The Firetower on Hurricane Mountain was the boy’s last Institute for the Advancement of Humankind. It required a lot of planning but was an adventure to hike. As is usual with every Adirondack adventure, the boy with four first names, had to leave early in the morning in order to reach the spindly spider-like affair of rusted metal, with a strange little shack on top. The journey entailed an arduous hike through the woods to a wonderful flower-laden meadow, then over a few streams, following a path up by the sugarhouse, up again, and around a huge, steep cliff, a bald granite peak, worn, like an old man's scalp. The cliff signaled the half way point, and climbing became steeper and steeper through an ever thinning forest, until just scrub and rock remained.

He felt the harsh wind and weather on his face. It was scary, especially when static electricity and bolts of lightning flashed and thunder roared, but it was also exhilarating. Terry Michael felt energized and excited when he finally sat down to enjoy the view and his peanut butter sandwich, the reward for all his hard work. The effort was worthwhile. He was satisfied.

 

These private places were the fountainhead of Patrick Joseph -Terry Michaels’ thoughts and feelings.

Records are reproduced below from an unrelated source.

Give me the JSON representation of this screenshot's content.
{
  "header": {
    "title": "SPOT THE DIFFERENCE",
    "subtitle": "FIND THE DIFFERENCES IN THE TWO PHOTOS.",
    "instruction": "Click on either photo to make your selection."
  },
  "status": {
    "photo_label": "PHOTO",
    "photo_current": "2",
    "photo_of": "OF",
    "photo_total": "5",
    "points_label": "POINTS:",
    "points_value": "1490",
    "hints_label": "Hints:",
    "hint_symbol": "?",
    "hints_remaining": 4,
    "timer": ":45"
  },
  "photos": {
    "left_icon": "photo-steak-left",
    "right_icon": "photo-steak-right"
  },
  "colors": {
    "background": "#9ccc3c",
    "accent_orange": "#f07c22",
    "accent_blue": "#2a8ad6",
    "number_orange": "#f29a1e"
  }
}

They provided a fertile ground where all things were animated—clouds formed figures through the tree canopy, birds and animals spoke to him, and most of all, his thoughts were given voices by the winds:

 

A boy's will is the wind's will 

And the thoughts of youth are long, long thoughts.

   

The Institute for the Advancement of Humankind of then and now, were places, playful escapes where he began to commune with deep thoughts and the whispers of identity. The boy with four first names: Terry Michael who explored and climbed the mountain, while Patrick Joseph contemplated the beauty. He was beginning to understand the word, "happy."